### What you have to do
Your reply should reproduce each entry exactly and contain no pictures.

### Provided information
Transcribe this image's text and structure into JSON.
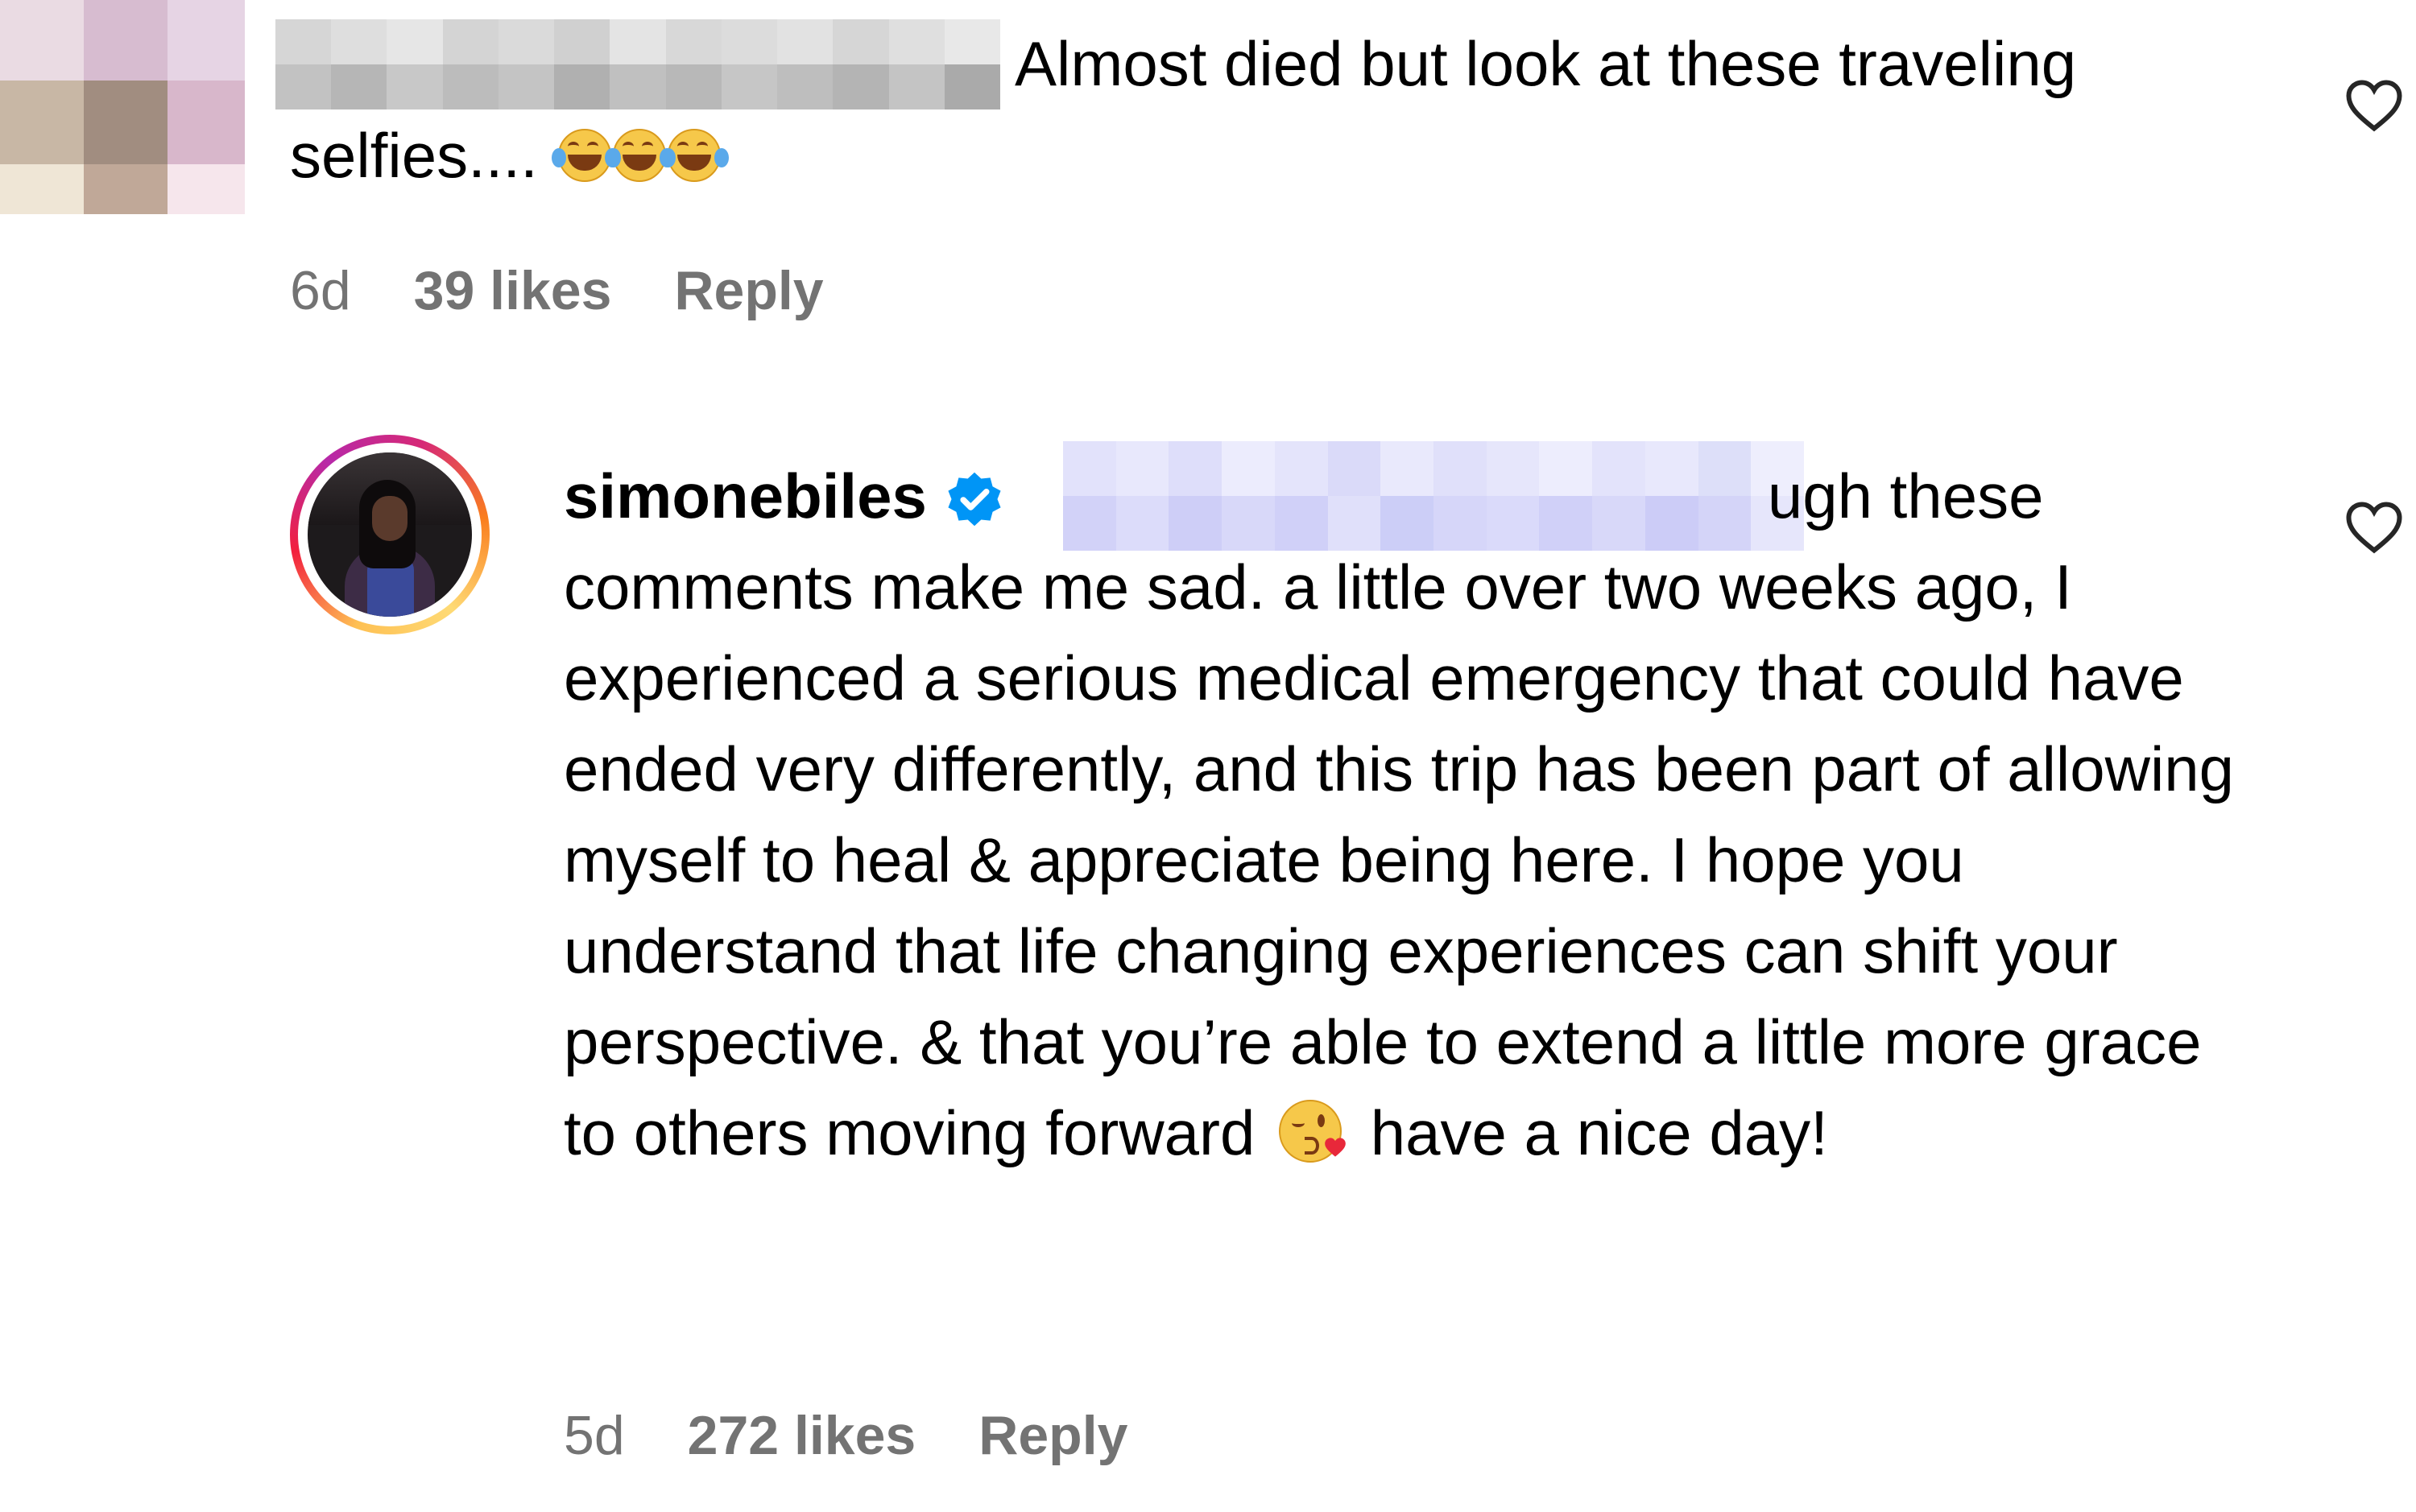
{
  "comment_1": {
    "text_line_1": "Almost died but look at these traveling",
    "text_line_2": "selfies....",
    "time": "6d",
    "likes": "39 likes",
    "reply_label": "Reply",
    "emoji_icons": [
      "face-with-tears-of-joy-icon",
      "face-with-tears-of-joy-icon",
      "face-with-tears-of-joy-icon"
    ]
  },
  "comment_2": {
    "username": "simonebiles",
    "verified_icon": "verified-badge-icon",
    "text_start": "ugh these",
    "text_body": "comments make me sad. a little over two weeks ago, I experienced a serious medical emergency that could have ended very differently, and this trip has been part of allowing myself to heal & appreciate being here. I hope you understand that life changing experiences can shift your perspective. & that you’re able to extend a little more grace to others moving forward",
    "emoji_icon": "face-blowing-a-kiss-icon",
    "text_end": "have a nice day!",
    "time": "5d",
    "likes": "272 likes",
    "reply_label": "Reply"
  },
  "icons": {
    "like": "heart-outline-icon"
  },
  "colors": {
    "meta_text": "#737373",
    "verified_blue": "#0095f6",
    "redaction_gray": "#c8c8c8",
    "redaction_lavender": "#e6e6fb"
  }
}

### Response to this exercise
Transcribe this image's text and structure into JSON.
{
  "comment_1": {
    "text_line_1": "Almost died but look at these traveling",
    "text_line_2": "selfies....",
    "time": "6d",
    "likes": "39 likes",
    "reply_label": "Reply",
    "emoji_icons": [
      "face-with-tears-of-joy-icon",
      "face-with-tears-of-joy-icon",
      "face-with-tears-of-joy-icon"
    ]
  },
  "comment_2": {
    "username": "simonebiles",
    "verified_icon": "verified-badge-icon",
    "text_start": "ugh these",
    "text_body": "comments make me sad. a little over two weeks ago, I experienced a serious medical emergency that could have ended very differently, and this trip has been part of allowing myself to heal & appreciate being here. I hope you understand that life changing experiences can shift your perspective. & that you’re able to extend a little more grace to others moving forward",
    "emoji_icon": "face-blowing-a-kiss-icon",
    "text_end": "have a nice day!",
    "time": "5d",
    "likes": "272 likes",
    "reply_label": "Reply"
  },
  "icons": {
    "like": "heart-outline-icon"
  },
  "colors": {
    "meta_text": "#737373",
    "verified_blue": "#0095f6",
    "redaction_gray": "#c8c8c8",
    "redaction_lavender": "#e6e6fb"
  }
}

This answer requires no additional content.